◆ **Work request**
The answer must be the complete listing, reproduced exactly.

◆ **Materials provided**
····················

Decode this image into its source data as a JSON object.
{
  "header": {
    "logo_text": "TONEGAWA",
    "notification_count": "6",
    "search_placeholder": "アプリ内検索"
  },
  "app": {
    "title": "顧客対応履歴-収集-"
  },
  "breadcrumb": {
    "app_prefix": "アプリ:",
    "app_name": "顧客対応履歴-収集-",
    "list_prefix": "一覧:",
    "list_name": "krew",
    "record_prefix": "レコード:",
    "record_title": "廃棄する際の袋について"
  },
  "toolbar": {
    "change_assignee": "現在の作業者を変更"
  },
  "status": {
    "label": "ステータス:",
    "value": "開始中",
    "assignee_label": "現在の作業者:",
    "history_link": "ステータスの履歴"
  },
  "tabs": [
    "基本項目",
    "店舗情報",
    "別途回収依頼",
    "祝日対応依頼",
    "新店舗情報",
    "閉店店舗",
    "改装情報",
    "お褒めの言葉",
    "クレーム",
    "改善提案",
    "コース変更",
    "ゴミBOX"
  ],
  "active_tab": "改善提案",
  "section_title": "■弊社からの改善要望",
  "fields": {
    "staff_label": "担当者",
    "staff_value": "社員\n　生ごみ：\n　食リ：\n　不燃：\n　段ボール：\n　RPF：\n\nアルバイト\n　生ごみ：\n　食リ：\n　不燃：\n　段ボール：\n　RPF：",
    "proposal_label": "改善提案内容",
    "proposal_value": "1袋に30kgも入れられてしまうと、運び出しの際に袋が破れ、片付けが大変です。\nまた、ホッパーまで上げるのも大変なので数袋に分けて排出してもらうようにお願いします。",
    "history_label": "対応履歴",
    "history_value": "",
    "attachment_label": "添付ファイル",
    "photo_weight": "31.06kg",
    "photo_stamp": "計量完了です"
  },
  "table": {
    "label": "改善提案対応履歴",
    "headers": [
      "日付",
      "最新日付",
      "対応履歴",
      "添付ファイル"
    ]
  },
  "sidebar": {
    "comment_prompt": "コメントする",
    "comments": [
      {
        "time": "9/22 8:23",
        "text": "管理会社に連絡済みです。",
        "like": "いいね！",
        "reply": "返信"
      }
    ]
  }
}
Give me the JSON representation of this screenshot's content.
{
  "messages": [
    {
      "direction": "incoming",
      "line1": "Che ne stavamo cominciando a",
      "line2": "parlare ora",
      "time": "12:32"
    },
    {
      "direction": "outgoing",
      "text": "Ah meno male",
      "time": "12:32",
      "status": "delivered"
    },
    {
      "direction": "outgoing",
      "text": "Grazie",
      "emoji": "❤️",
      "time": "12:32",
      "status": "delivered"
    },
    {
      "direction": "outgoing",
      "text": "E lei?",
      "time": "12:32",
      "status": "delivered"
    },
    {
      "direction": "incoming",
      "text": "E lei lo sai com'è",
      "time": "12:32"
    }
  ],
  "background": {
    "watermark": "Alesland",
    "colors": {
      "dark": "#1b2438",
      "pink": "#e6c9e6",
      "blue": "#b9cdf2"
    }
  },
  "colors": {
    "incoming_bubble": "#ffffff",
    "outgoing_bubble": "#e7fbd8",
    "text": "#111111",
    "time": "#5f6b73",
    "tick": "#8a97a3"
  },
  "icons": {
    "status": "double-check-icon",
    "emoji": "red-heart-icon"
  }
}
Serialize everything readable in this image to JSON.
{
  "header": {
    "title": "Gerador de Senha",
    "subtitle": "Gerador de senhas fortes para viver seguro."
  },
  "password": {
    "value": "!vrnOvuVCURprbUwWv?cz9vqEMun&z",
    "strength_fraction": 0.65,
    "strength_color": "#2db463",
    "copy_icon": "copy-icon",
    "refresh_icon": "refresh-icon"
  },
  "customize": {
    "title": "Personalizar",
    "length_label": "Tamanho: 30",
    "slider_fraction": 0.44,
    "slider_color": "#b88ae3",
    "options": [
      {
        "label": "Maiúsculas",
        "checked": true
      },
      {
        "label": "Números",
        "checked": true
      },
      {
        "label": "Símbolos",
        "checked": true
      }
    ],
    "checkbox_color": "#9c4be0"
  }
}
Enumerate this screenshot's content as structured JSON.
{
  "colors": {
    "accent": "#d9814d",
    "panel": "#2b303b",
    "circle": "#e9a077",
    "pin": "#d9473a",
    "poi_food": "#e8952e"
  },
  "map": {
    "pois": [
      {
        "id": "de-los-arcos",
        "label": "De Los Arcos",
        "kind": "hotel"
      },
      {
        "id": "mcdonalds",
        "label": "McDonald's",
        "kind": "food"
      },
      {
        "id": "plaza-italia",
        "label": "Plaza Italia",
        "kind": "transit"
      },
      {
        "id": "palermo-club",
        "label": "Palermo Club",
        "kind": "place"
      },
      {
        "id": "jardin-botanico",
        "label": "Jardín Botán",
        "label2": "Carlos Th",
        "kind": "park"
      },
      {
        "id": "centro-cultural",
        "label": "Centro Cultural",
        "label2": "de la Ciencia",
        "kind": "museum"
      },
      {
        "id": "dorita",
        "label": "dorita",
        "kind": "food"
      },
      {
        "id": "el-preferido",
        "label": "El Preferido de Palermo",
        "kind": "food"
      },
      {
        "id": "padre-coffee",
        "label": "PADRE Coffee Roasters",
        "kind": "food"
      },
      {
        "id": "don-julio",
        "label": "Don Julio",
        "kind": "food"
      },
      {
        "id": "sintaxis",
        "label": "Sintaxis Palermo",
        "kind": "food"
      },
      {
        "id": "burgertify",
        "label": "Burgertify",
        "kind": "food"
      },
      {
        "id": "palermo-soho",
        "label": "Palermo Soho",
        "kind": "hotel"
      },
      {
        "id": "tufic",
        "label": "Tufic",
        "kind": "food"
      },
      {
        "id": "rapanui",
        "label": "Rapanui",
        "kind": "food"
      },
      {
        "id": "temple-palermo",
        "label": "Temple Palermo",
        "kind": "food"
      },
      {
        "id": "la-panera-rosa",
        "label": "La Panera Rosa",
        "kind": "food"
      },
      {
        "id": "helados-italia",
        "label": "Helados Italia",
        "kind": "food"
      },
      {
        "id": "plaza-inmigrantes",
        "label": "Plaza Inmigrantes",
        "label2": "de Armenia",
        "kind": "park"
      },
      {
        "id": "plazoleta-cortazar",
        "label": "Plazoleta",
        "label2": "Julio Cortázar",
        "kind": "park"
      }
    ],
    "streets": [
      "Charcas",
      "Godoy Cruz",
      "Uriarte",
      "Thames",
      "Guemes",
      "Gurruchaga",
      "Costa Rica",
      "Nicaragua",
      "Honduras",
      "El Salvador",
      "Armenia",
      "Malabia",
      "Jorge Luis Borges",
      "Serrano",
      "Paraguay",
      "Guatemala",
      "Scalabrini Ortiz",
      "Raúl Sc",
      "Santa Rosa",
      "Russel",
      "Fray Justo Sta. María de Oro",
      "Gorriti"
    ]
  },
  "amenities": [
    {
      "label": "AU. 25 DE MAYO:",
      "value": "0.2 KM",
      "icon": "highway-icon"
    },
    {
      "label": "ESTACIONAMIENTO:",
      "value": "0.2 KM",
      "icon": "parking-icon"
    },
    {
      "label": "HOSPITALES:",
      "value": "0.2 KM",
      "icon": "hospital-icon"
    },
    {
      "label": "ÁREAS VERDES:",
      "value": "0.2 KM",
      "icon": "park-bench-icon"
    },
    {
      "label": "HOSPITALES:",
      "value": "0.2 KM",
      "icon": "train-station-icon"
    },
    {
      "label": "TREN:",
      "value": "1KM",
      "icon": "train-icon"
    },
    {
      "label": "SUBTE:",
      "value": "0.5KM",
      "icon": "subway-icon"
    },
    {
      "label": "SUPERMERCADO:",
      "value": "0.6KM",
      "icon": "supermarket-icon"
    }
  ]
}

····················

◆ **Written answer**
Decode this image into its source data as a JSON object.
{
  "header": {
    "logo_text": "TONEGAWA",
    "notification_count": "6",
    "search_placeholder": "アプリ内検索"
  },
  "app": {
    "title": "顧客対応履歴-収集-"
  },
  "breadcrumb": {
    "app_prefix": "アプリ:",
    "app_name": "顧客対応履歴-収集-",
    "list_prefix": "一覧:",
    "list_name": "krew",
    "record_prefix": "レコード:",
    "record_title": "廃棄する際の袋について"
  },
  "toolbar": {
    "change_assignee": "現在の作業者を変更"
  },
  "status": {
    "label": "ステータス:",
    "value": "開始中",
    "assignee_label": "現在の作業者:",
    "history_link": "ステータスの履歴"
  },
  "tabs": [
    "基本項目",
    "店舗情報",
    "別途回収依頼",
    "祝日対応依頼",
    "新店舗情報",
    "閉店店舗",
    "改装情報",
    "お褒めの言葉",
    "クレーム",
    "改善提案",
    "コース変更",
    "ゴミBOX"
  ],
  "active_tab": "改善提案",
  "section_title": "■弊社からの改善要望",
  "fields": {
    "staff_label": "担当者",
    "staff_value": "社員\n　生ごみ：\n　食リ：\n　不燃：\n　段ボール：\n　RPF：\n\nアルバイト\n　生ごみ：\n　食リ：\n　不燃：\n　段ボール：\n　RPF：",
    "proposal_label": "改善提案内容",
    "proposal_value": "1袋に30kgも入れられてしまうと、運び出しの際に袋が破れ、片付けが大変です。\nまた、ホッパーまで上げるのも大変なので数袋に分けて排出してもらうようにお願いします。",
    "history_label": "対応履歴",
    "history_value": "",
    "attachment_label": "添付ファイル",
    "photo_weight": "31.06kg",
    "photo_stamp": "計量完了です"
  },
  "table": {
    "label": "改善提案対応履歴",
    "headers": [
      "日付",
      "最新日付",
      "対応履歴",
      "添付ファイル"
    ]
  },
  "sidebar": {
    "comment_prompt": "コメントする",
    "comments": [
      {
        "time": "9/22 8:23",
        "text": "管理会社に連絡済みです。",
        "like": "いいね！",
        "reply": "返信"
      }
    ]
  }
}
Give me the JSON representation of this screenshot's content.
{
  "messages": [
    {
      "direction": "incoming",
      "line1": "Che ne stavamo cominciando a",
      "line2": "parlare ora",
      "time": "12:32"
    },
    {
      "direction": "outgoing",
      "text": "Ah meno male",
      "time": "12:32",
      "status": "delivered"
    },
    {
      "direction": "outgoing",
      "text": "Grazie",
      "emoji": "❤️",
      "time": "12:32",
      "status": "delivered"
    },
    {
      "direction": "outgoing",
      "text": "E lei?",
      "time": "12:32",
      "status": "delivered"
    },
    {
      "direction": "incoming",
      "text": "E lei lo sai com'è",
      "time": "12:32"
    }
  ],
  "background": {
    "watermark": "Alesland",
    "colors": {
      "dark": "#1b2438",
      "pink": "#e6c9e6",
      "blue": "#b9cdf2"
    }
  },
  "colors": {
    "incoming_bubble": "#ffffff",
    "outgoing_bubble": "#e7fbd8",
    "text": "#111111",
    "time": "#5f6b73",
    "tick": "#8a97a3"
  },
  "icons": {
    "status": "double-check-icon",
    "emoji": "red-heart-icon"
  }
}
Serialize everything readable in this image to JSON.
{
  "header": {
    "title": "Gerador de Senha",
    "subtitle": "Gerador de senhas fortes para viver seguro."
  },
  "password": {
    "value": "!vrnOvuVCURprbUwWv?cz9vqEMun&z",
    "strength_fraction": 0.65,
    "strength_color": "#2db463",
    "copy_icon": "copy-icon",
    "refresh_icon": "refresh-icon"
  },
  "customize": {
    "title": "Personalizar",
    "length_label": "Tamanho: 30",
    "slider_fraction": 0.44,
    "slider_color": "#b88ae3",
    "options": [
      {
        "label": "Maiúsculas",
        "checked": true
      },
      {
        "label": "Números",
        "checked": true
      },
      {
        "label": "Símbolos",
        "checked": true
      }
    ],
    "checkbox_color": "#9c4be0"
  }
}
Enumerate this screenshot's content as structured JSON.
{
  "colors": {
    "accent": "#d9814d",
    "panel": "#2b303b",
    "circle": "#e9a077",
    "pin": "#d9473a",
    "poi_food": "#e8952e"
  },
  "map": {
    "pois": [
      {
        "id": "de-los-arcos",
        "label": "De Los Arcos",
        "kind": "hotel"
      },
      {
        "id": "mcdonalds",
        "label": "McDonald's",
        "kind": "food"
      },
      {
        "id": "plaza-italia",
        "label": "Plaza Italia",
        "kind": "transit"
      },
      {
        "id": "palermo-club",
        "label": "Palermo Club",
        "kind": "place"
      },
      {
        "id": "jardin-botanico",
        "label": "Jardín Botán",
        "label2": "Carlos Th",
        "kind": "park"
      },
      {
        "id": "centro-cultural",
        "label": "Centro Cultural",
        "label2": "de la Ciencia",
        "kind": "museum"
      },
      {
        "id": "dorita",
        "label": "dorita",
        "kind": "food"
      },
      {
        "id": "el-preferido",
        "label": "El Preferido de Palermo",
        "kind": "food"
      },
      {
        "id": "padre-coffee",
        "label": "PADRE Coffee Roasters",
        "kind": "food"
      },
      {
        "id": "don-julio",
        "label": "Don Julio",
        "kind": "food"
      },
      {
        "id": "sintaxis",
        "label": "Sintaxis Palermo",
        "kind": "food"
      },
      {
        "id": "burgertify",
        "label": "Burgertify",
        "kind": "food"
      },
      {
        "id": "palermo-soho",
        "label": "Palermo Soho",
        "kind": "hotel"
      },
      {
        "id": "tufic",
        "label": "Tufic",
        "kind": "food"
      },
      {
        "id": "rapanui",
        "label": "Rapanui",
        "kind": "food"
      },
      {
        "id": "temple-palermo",
        "label": "Temple Palermo",
        "kind": "food"
      },
      {
        "id": "la-panera-rosa",
        "label": "La Panera Rosa",
        "kind": "food"
      },
      {
        "id": "helados-italia",
        "label": "Helados Italia",
        "kind": "food"
      },
      {
        "id": "plaza-inmigrantes",
        "label": "Plaza Inmigrantes",
        "label2": "de Armenia",
        "kind": "park"
      },
      {
        "id": "plazoleta-cortazar",
        "label": "Plazoleta",
        "label2": "Julio Cortázar",
        "kind": "park"
      }
    ],
    "streets": [
      "Charcas",
      "Godoy Cruz",
      "Uriarte",
      "Thames",
      "Guemes",
      "Gurruchaga",
      "Costa Rica",
      "Nicaragua",
      "Honduras",
      "El Salvador",
      "Armenia",
      "Malabia",
      "Jorge Luis Borges",
      "Serrano",
      "Paraguay",
      "Guatemala",
      "Scalabrini Ortiz",
      "Raúl Sc",
      "Santa Rosa",
      "Russel",
      "Fray Justo Sta. María de Oro",
      "Gorriti"
    ]
  },
  "amenities": [
    {
      "label": "AU. 25 DE MAYO:",
      "value": "0.2 KM",
      "icon": "highway-icon"
    },
    {
      "label": "ESTACIONAMIENTO:",
      "value": "0.2 KM",
      "icon": "parking-icon"
    },
    {
      "label": "HOSPITALES:",
      "value": "0.2 KM",
      "icon": "hospital-icon"
    },
    {
      "label": "ÁREAS VERDES:",
      "value": "0.2 KM",
      "icon": "park-bench-icon"
    },
    {
      "label": "HOSPITALES:",
      "value": "0.2 KM",
      "icon": "train-station-icon"
    },
    {
      "label": "TREN:",
      "value": "1KM",
      "icon": "train-icon"
    },
    {
      "label": "SUBTE:",
      "value": "0.5KM",
      "icon": "subway-icon"
    },
    {
      "label": "SUPERMERCADO:",
      "value": "0.6KM",
      "icon": "supermarket-icon"
    }
  ]
}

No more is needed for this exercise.